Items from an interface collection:
★ ★ ★ ★ ★ ★ ★
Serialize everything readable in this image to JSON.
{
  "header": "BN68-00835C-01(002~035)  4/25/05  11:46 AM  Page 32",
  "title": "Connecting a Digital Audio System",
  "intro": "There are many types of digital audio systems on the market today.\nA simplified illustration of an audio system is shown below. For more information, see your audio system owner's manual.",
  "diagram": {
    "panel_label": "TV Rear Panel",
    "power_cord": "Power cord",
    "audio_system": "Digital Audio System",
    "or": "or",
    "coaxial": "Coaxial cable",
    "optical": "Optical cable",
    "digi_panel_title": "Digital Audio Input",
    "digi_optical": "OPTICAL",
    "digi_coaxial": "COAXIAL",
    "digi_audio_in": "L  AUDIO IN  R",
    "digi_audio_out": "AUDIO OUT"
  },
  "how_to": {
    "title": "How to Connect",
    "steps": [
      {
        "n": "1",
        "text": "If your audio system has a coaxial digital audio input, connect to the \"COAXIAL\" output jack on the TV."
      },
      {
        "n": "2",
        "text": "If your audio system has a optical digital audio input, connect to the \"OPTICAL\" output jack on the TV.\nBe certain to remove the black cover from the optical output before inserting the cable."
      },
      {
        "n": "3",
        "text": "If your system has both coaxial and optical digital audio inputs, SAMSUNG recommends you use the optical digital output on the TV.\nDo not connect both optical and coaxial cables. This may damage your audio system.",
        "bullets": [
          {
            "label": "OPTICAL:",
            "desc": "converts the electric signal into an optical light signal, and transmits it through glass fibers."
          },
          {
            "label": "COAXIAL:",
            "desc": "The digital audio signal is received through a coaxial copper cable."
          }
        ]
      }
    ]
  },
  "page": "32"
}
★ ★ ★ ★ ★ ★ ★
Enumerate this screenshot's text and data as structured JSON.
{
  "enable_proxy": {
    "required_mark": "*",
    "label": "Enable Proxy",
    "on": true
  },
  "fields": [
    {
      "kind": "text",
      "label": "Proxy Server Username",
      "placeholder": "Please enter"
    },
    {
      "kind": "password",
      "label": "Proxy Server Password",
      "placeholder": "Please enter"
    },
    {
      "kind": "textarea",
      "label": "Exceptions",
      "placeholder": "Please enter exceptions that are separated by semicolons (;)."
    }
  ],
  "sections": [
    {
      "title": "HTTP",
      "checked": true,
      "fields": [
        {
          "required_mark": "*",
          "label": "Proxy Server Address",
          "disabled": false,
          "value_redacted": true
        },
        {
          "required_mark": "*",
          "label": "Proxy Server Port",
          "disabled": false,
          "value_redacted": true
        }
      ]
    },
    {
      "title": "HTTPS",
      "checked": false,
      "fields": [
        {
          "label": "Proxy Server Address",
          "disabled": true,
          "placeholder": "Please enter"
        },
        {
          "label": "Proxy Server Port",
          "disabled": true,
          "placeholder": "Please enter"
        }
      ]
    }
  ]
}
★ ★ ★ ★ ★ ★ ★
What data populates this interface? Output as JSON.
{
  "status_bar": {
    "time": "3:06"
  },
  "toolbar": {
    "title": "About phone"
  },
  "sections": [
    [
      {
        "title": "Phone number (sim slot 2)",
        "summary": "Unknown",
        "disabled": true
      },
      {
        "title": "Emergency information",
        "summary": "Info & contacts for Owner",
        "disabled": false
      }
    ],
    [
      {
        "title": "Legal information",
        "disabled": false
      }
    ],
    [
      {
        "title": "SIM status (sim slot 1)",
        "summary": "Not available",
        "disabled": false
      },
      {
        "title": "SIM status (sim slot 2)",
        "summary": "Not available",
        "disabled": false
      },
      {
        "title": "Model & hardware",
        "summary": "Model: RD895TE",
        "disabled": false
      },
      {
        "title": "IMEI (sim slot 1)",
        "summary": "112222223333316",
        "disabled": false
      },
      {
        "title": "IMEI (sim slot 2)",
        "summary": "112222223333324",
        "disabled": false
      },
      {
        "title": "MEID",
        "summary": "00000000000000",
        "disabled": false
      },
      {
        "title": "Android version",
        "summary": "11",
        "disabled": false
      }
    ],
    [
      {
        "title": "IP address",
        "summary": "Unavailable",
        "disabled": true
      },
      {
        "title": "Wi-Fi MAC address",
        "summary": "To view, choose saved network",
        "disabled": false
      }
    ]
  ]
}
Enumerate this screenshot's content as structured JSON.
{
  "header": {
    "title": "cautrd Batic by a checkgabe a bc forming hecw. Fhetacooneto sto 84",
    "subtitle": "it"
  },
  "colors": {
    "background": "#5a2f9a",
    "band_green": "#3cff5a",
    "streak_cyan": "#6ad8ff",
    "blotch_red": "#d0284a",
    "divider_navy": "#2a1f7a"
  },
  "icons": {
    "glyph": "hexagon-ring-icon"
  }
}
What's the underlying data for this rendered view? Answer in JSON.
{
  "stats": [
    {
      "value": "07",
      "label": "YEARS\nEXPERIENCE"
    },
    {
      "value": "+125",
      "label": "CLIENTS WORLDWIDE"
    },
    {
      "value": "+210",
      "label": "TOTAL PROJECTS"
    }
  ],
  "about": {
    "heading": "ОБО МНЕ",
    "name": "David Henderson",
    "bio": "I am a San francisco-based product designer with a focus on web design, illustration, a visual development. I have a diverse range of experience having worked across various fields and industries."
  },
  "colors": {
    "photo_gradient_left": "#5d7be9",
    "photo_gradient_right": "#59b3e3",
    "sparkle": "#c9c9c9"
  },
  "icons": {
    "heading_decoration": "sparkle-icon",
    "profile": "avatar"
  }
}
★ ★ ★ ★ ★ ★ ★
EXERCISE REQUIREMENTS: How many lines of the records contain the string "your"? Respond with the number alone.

RESULT OF THIS EXERCISE: 4